That book is no laugh a minute. Actually it has this problem that many multi-plot novels have, I think, which is that the reader tends to only be interested in a couple of the plotlines, and frustrated by the others. For those of you who have read Middlemarch, I am halfway through and interested in the Garth storyline. Very Old-Fashioned Girl. Plotlines I am not interested include any discussion of politics. BORING. Also, I think that Celia, the catty sister of Dorothea, could do with many more scenes. (She definitely has some of the best lines in the book.) This is a book that might be improved by watching a BBC version of it instead of reading it. Oh well, I will conquer you Middlemarch.

On the topic of other long-winded things, we went to see Ang Lee’s Lust, Caution at Lincoln Center last week. I thought Adam would like it because his favorite movie is Wong Kar-Wai’s  In the Mood for Love, which my grandmother accurately described as “a lot of walking, not a lot of talking.” I wanted to see it because I heard the clothes in it were quite stylish (it was set in ’40s Shanghai), and it was set in a similar time period (well, “the past,” I guess–ITMFL is a bit later, probably the ’60s) and place as In the Mood for Love. (Also, both star Tony Leung.)  I thought Lust, Caution was okay, but it was very very long, and at a certain point, I was like, oh my god, hours have passed, and the main character is still in Hong Kong! This movie is never going to end!!!!  To quote Elaine in Seinfeld, “Quit telling your stupid story about the stupid desert and just die already!  Die!” Adam liked it even less than I did and claimed it was “boring.” And that is the end of my art-house movie reviews for the week.

Okay knitting-wise: My sweater has reached a stalled point because I know I need to rip out part of one sleeve and reknit so it isn’t so oddly shaped, but this has totally cramped my enthusiasm for it. Meanwhile, I seem to have lost many DPNs, and thus am knitting my latest pair of socks on one needle. (See above.)

Posted in travelingproject, Uncategorized at August 12th, 2009.

The other day I said very loudly on the subway, “Wait, what does OPP mean?” Adam was like, “Shhhh!” Apparently I grew up during the ’80s in a bubble of innocence about Naughty By Nature lyrics.

Anyway, I was looking at the preview for the new Fall Interweave Knits and I noticed that two of the patterns in the issue were very similar to ideas that had been in my head. I did exactly nothing with these ideas, since I am strangely addicted to knitting socks, but this just goes to show how easy it is to have the same ideas as someone else. (Even though I kept these ideas in my brain, I was like “Hey! Interweave! You stole my thunder!” when of course, they did nothing of the sort.)
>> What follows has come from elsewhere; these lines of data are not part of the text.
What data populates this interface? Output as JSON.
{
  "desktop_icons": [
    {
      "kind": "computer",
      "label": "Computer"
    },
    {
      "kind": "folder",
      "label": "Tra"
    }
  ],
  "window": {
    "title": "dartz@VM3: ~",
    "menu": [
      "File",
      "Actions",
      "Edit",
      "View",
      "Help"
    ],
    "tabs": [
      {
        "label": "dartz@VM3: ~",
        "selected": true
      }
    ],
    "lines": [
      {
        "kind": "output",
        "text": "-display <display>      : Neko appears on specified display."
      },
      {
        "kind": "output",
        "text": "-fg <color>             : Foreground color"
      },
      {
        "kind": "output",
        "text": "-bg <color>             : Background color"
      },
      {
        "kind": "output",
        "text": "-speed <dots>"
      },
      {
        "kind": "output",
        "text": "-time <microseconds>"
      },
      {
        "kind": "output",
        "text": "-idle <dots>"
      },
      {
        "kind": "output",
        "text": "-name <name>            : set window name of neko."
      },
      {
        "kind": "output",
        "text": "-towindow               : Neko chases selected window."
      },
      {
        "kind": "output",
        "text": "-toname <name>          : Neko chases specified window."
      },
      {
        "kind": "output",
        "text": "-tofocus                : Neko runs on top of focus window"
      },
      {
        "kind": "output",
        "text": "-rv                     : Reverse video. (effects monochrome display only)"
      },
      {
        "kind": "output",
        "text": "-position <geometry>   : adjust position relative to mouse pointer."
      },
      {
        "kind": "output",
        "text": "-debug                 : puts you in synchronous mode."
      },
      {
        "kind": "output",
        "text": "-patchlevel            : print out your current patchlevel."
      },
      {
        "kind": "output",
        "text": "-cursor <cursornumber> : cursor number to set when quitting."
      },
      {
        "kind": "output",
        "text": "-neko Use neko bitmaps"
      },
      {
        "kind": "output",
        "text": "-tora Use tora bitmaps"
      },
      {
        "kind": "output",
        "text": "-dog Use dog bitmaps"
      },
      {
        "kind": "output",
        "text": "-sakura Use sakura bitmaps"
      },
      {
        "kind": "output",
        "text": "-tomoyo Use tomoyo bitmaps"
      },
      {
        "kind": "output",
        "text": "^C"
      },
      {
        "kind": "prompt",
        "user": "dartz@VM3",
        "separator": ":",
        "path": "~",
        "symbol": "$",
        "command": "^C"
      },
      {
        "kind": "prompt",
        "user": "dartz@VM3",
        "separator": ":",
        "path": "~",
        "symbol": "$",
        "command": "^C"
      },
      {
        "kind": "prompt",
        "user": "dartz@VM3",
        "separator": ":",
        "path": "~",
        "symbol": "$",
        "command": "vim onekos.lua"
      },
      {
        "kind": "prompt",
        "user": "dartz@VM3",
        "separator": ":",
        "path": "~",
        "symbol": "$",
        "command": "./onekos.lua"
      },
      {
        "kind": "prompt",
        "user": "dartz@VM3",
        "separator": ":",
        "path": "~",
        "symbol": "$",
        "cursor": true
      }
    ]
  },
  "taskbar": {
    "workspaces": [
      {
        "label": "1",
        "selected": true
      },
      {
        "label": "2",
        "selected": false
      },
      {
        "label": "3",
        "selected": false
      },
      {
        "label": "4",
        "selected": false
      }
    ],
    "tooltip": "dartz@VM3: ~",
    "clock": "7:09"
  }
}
The first one was the Freyja hat, by Courtney Kelley :


I even have this exact yarn (Road to China) in my stash–I bought three skeins of it, and I had planned a very similar stranded zig-zag pattern in three different colors for a cowl or a hat.
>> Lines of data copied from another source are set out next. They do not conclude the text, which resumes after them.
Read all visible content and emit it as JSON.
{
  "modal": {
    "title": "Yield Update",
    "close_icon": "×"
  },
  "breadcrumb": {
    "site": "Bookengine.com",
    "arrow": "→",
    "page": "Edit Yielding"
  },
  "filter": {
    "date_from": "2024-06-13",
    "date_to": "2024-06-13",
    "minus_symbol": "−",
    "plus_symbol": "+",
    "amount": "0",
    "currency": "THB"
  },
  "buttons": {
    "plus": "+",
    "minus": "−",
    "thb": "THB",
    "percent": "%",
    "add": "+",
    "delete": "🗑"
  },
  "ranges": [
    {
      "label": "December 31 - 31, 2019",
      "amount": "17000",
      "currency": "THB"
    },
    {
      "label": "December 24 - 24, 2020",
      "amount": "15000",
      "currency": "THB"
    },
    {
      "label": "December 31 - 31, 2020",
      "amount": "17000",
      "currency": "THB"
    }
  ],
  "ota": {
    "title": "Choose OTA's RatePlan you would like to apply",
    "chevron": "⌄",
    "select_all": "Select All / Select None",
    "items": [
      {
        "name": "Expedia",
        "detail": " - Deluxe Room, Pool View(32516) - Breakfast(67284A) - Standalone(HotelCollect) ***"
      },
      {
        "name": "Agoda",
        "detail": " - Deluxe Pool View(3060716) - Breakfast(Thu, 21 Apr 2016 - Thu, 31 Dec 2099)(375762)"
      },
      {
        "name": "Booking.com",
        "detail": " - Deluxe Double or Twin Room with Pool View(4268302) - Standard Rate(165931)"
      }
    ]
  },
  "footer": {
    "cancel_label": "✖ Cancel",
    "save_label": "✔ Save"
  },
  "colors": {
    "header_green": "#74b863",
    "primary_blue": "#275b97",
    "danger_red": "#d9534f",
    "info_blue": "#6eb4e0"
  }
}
The other was the Farmer’s Market Cardigan, by Connie Chang Chinchio:


I was like “Grr!” because I had this exact idea–a shawl collar that forms the border for a pocket. I have to say though that I was inspired by someone I saw on the subway wearing a sweater with this feature, so I was hardly original in thinking of it. But I hadn’t seen it in any knitting patterns so I felt a little special in thinking it up, but I guess I can’t really claim credit for it if I did nothing about it.

Random note: Other things I like to claim credit for include inventing the word “defriend” and the idea of high-end  street food for Western audiences (*cough* I’m looking at you Jean-Georges Vongerichten and Spice Market *cough*). There was a part in The Lost Father, by Mona Simpson (an all-around great book) about how the narrator is convinced she started the trend of leather backpacks, and I was very sympathetic. Sometimes you feel like you invented something, even if you probably didn’t.

Posted in patterns, Uncategorized at July 27th, 2009.